§ MATERIAL FOR THE TASK
● ● ● ●
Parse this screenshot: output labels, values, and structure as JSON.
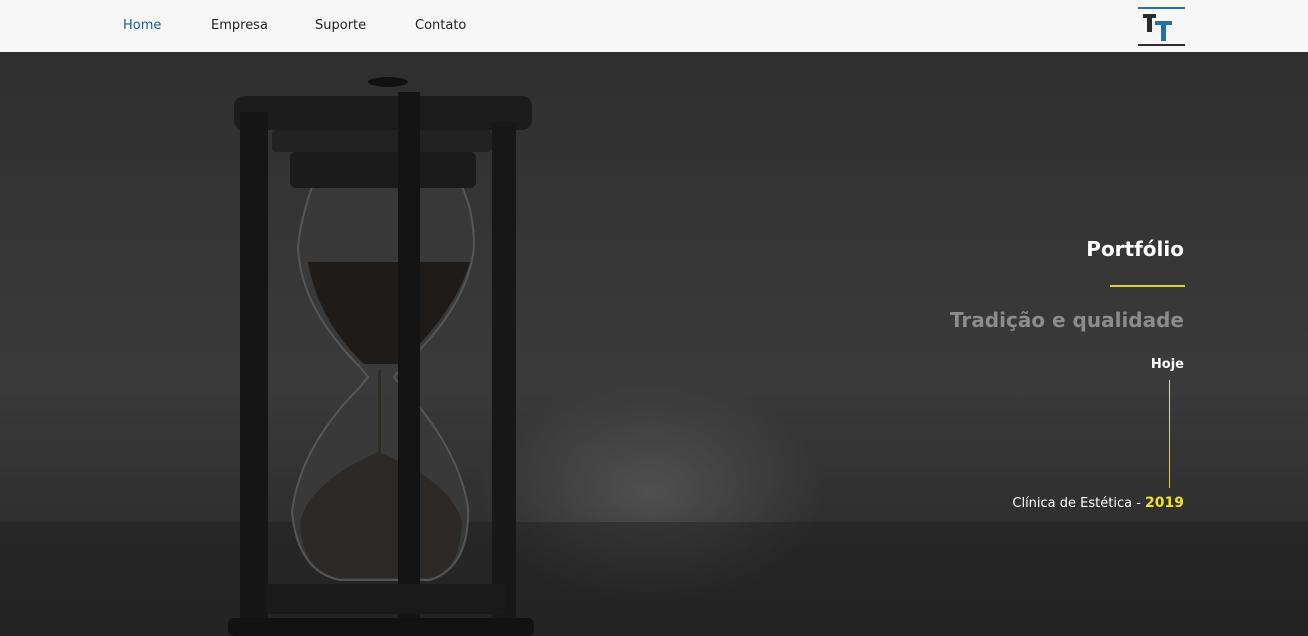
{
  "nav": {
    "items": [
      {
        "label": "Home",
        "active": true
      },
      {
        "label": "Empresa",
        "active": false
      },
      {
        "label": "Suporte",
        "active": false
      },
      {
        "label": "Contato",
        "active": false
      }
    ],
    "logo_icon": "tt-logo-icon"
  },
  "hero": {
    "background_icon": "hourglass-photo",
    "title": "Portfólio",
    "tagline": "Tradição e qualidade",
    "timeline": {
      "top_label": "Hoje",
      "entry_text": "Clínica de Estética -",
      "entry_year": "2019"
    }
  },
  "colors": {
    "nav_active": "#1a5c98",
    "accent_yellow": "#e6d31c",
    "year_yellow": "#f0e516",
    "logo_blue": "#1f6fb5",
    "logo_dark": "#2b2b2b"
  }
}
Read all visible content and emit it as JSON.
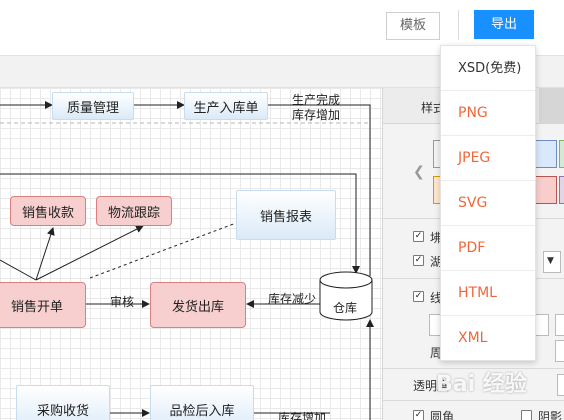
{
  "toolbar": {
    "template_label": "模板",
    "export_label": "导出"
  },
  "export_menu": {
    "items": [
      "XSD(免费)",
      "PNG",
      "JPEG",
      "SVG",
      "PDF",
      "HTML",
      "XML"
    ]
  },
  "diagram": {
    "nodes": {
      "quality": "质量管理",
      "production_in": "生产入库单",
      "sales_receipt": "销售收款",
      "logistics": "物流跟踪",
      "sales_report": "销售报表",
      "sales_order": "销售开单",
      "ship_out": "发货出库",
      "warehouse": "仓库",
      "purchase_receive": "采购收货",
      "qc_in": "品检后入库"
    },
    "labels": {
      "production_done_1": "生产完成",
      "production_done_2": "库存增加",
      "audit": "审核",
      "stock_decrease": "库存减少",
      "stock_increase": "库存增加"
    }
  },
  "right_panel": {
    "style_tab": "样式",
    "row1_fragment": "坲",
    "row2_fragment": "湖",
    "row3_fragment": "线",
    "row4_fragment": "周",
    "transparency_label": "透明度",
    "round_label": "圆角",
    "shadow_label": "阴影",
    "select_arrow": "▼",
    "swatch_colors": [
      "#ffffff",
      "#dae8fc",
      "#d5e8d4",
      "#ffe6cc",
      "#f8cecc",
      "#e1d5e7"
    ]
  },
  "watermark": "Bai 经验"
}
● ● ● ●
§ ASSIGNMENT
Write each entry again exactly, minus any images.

§ TASK OUTPUT
Parse this screenshot: output labels, values, and structure as JSON.
{
  "nav": {
    "items": [
      {
        "label": "Home",
        "active": true
      },
      {
        "label": "Empresa",
        "active": false
      },
      {
        "label": "Suporte",
        "active": false
      },
      {
        "label": "Contato",
        "active": false
      }
    ],
    "logo_icon": "tt-logo-icon"
  },
  "hero": {
    "background_icon": "hourglass-photo",
    "title": "Portfólio",
    "tagline": "Tradição e qualidade",
    "timeline": {
      "top_label": "Hoje",
      "entry_text": "Clínica de Estética -",
      "entry_year": "2019"
    }
  },
  "colors": {
    "nav_active": "#1a5c98",
    "accent_yellow": "#e6d31c",
    "year_yellow": "#f0e516",
    "logo_blue": "#1f6fb5",
    "logo_dark": "#2b2b2b"
  }
}
Read all visible content and emit it as JSON.
{
  "toolbar": {
    "template_label": "模板",
    "export_label": "导出"
  },
  "export_menu": {
    "items": [
      "XSD(免费)",
      "PNG",
      "JPEG",
      "SVG",
      "PDF",
      "HTML",
      "XML"
    ]
  },
  "diagram": {
    "nodes": {
      "quality": "质量管理",
      "production_in": "生产入库单",
      "sales_receipt": "销售收款",
      "logistics": "物流跟踪",
      "sales_report": "销售报表",
      "sales_order": "销售开单",
      "ship_out": "发货出库",
      "warehouse": "仓库",
      "purchase_receive": "采购收货",
      "qc_in": "品检后入库"
    },
    "labels": {
      "production_done_1": "生产完成",
      "production_done_2": "库存增加",
      "audit": "审核",
      "stock_decrease": "库存减少",
      "stock_increase": "库存增加"
    }
  },
  "right_panel": {
    "style_tab": "样式",
    "row1_fragment": "坲",
    "row2_fragment": "湖",
    "row3_fragment": "线",
    "row4_fragment": "周",
    "transparency_label": "透明度",
    "round_label": "圆角",
    "shadow_label": "阴影",
    "select_arrow": "▼",
    "swatch_colors": [
      "#ffffff",
      "#dae8fc",
      "#d5e8d4",
      "#ffe6cc",
      "#f8cecc",
      "#e1d5e7"
    ]
  },
  "watermark": "Bai 经验"
}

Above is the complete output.